HomeInsightsDepartment for Digital, Culture, Media and Sport Select Committee publishes responses from Competition and Markets Authority and the Advertising Standards Authority to its report on influencer culture

Contact

+44 (0)20 7612 9612
info@wiggin.co.uk

The Committee’s report, published in May 2022, highlighted how the growth in the influencer market has exposed several regulatory gaps, particularly around advertising disclosure and protection for children, both as influencers and viewers. It called on the Government to strengthen employment law and advertising regulations.

The Committee recommended that the CAP code should require virtual influencers to be watermarked to flag that the influencer is virtual and make clear details of the owner.

In response, the ASA said that it had not received any complaints relating to virtual influencers and that it was not aware of research suggesting that virtual influencers are causing advertising-related harm.

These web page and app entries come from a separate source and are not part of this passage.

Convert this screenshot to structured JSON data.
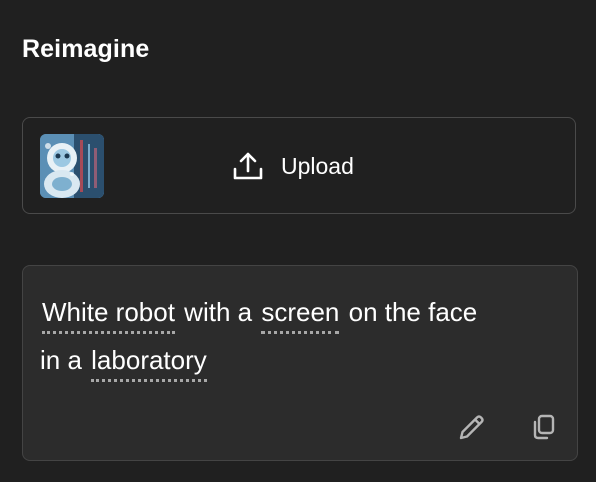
{
  "panel": {
    "title": "Reimagine"
  },
  "upload": {
    "label": "Upload",
    "thumbnail_icon": "robot-thumbnail",
    "upload_icon": "upload-icon"
  },
  "prompt": {
    "text_1": "White robot with a",
    "kw_1": "screen",
    "text_2": "on the face",
    "text_3": "in a",
    "kw_2": "laboratory",
    "kw_0": "White robot",
    "edit_icon": "pencil-icon",
    "copy_icon": "copy-icon"
  },
  "colors": {
    "background": "#202020",
    "card_border": "#4a4a4a",
    "prompt_bg": "#2c2c2c",
    "text": "#ffffff",
    "icon": "#b5b5b5"
  }
}
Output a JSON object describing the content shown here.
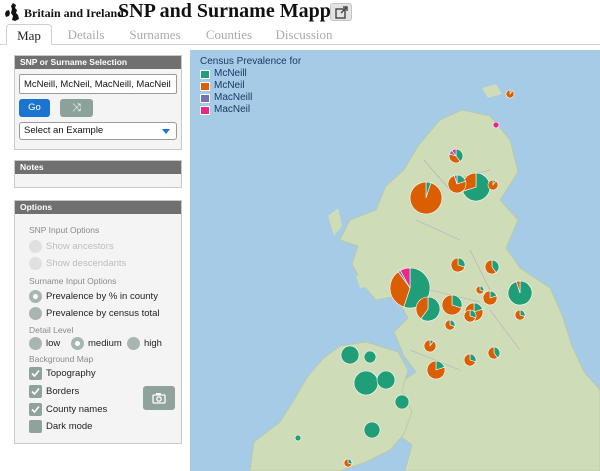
{
  "header": {
    "subtitle": "Britain and Ireland",
    "title": "SNP and Surname Mapper",
    "open_icon": "external-link-icon"
  },
  "tabs": [
    {
      "label": "Map",
      "active": true
    },
    {
      "label": "Details",
      "active": false
    },
    {
      "label": "Surnames",
      "active": false
    },
    {
      "label": "Counties",
      "active": false
    },
    {
      "label": "Discussion",
      "active": false
    }
  ],
  "search": {
    "heading": "SNP or Surname Selection",
    "input_value": "McNeill, McNeil, MacNeill, MacNeil",
    "go_label": "Go",
    "shuffle_icon": "shuffle-icon",
    "example_select": "Select an Example"
  },
  "notes": {
    "heading": "Notes"
  },
  "options": {
    "heading": "Options",
    "snp_label": "SNP Input Options",
    "show_ancestors": "Show ancestors",
    "show_descendants": "Show descendants",
    "surname_label": "Surname Input Options",
    "prevalence_pct": "Prevalence by % in county",
    "prevalence_total": "Prevalence by census total",
    "detail_label": "Detail Level",
    "detail_low": "low",
    "detail_medium": "medium",
    "detail_high": "high",
    "background_label": "Background Map",
    "topography": "Topography",
    "borders": "Borders",
    "county_names": "County names",
    "dark_mode": "Dark mode",
    "screenshot_icon": "camera-icon"
  },
  "legend": {
    "title": "Census Prevalence for",
    "items": [
      {
        "label": "McNeill",
        "color": "#1f9e77"
      },
      {
        "label": "McNeil",
        "color": "#d95f02"
      },
      {
        "label": "MacNeill",
        "color": "#7570b3"
      },
      {
        "label": "MacNeil",
        "color": "#e7298a"
      }
    ]
  },
  "colors": {
    "accent": "#1b75d0",
    "panel_header": "#707070",
    "sea": "#a6cbe6",
    "land": "#cfdcb8"
  }
}
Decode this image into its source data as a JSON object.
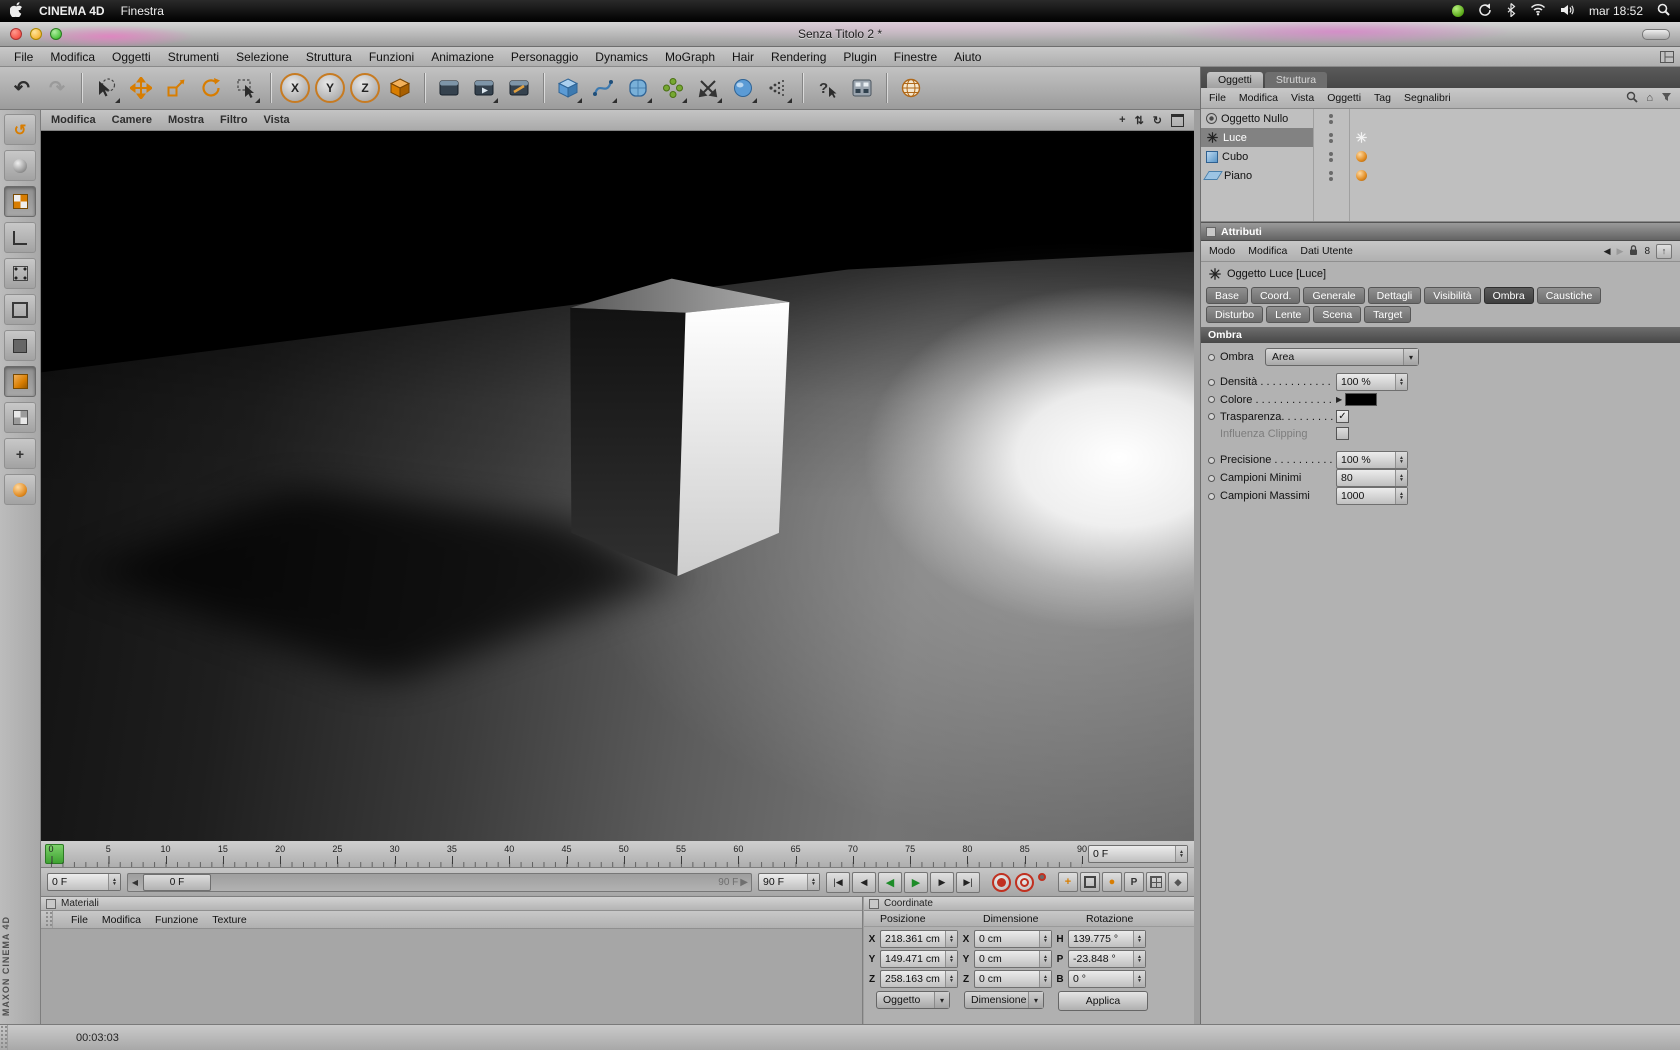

Further, watermarking the account of virtual influencers for purposes other than advertising would fall outside the advertising remit of the ASA system.

In response to the concern that the anonymous controller of the virtual influencer account is less likely to be deterred from non-compliance by ASA name-and-shame sanctions or other self-regulatory and statutory sanctions, the ASA said that one advantage of the ASA system is that it can tackle non-compliance via the influencer and/or the brand being marketed and/or the platform. It is not, therefore, reliant on remedying non-compliance via the influencer only or via the controller of the virtual influencer account. If necessary, the ASA system can work with third parties, including platforms, to seek to identify the contact details for the controller of the influencer account.

As for the concern that a web user has the right to know the controller of the virtual influencer account, the ASA said that it understood that the Online Safety Bill may give Ofcom powers to consider the circumstances in which the use of virtual social media accounts (used by people, organisations etc., which conceal their identities) may lead to harm and, in such circumstances, the duty of care that may apply to the platform in scope of the Bill.

The Committee also recommended that the remit of the CAP Code be extended to remove the requirement for editorial “control” to determine whether content constitutes an ad. In response, the ASA said that its current “payment” and “control” tests have always ensured that it does not inappropriately extend its regulation to editorial or sponsorship matters. Further, the ASA gives these tests a broad interpretation, which means that, in practice, most influencer posts fall within the remit of the ASA. However, the ASA will explore how it can clarify further that payment alone invokes advertising disclosure requirements and whether there is a case for reconsidering the ASA system payment and control tests as they apply to influencer and native advertising.

The Committee also recommended that the ASA be given statutory powers to enforce the CAP code and that these powers should be considered as part of the Government’s Online Advertising Programme (OAP). In response, the ASA said that the combination of enhanced statutory and self-regulatory enforcement powers, combined with new and impactful use of data science to monitor influencer ads at pace and scale, will prove effective in improving compliance outcomes in this aspect of regulation. To date, the ASA has not had the need to refer an influencer or a brand to a legal backstop for repeated non-compliance.

The Committee also recommended that the ASA update the CAP code to include mandatory enhanced disclosure standards for ads targeted to children. In response, the ASA said the CAP Code already includes mandatory enhanced disclosure standards for ads targeted to children because the underlying consumer protection legislation means that the regulator must consider any vulnerabilities in the audience of ads.

In response to the Committee’s recommendation that, as a result of the expansion of the market for child influencers and the considerable safeguarding concerns this has raised, a further review of the use of under-16s in marketing, focussing on the use and impact of child influencers, should be carried out, the ASA said that the limits of the ASA’s role in relation to the use of under-16s as brand ambassadors and peer-to-peer marketing remain. Further, the safeguarding concerns do not fall within the remit of the ASA system, given that the codes do not cover the relationship (employment or otherwise) between the marketer and the child or, indeed, the child and other parties, e.g., parents, guardians etc. Nonetheless, the ASA commits to review by the end of 2022 and, if necessary, update the guidance to ensure it remains fit and relevant to marketing communications that result from a reciprocal relationship between the marketer and a child, especially in relation to influencer marketing.

As for the CMA’s response, in relation to the Committee’s recommendation that, as a result of the risks involved in the use of machine learning technology the CMA should report yearly to Government on the development of their monitoring technology, the CMA pointed out that it is a full member, and the ASA is an associate member, of the Digital Regulation Cooperation Forum, which is driving regulatory best practice in the use of AI and machine learning, and that the CMA is committed to sharing its work with Government on a regular basis. The CMA also updated the Committee on its work investigating the role that social media platforms play in influencer endorsements. To access both responses, click here.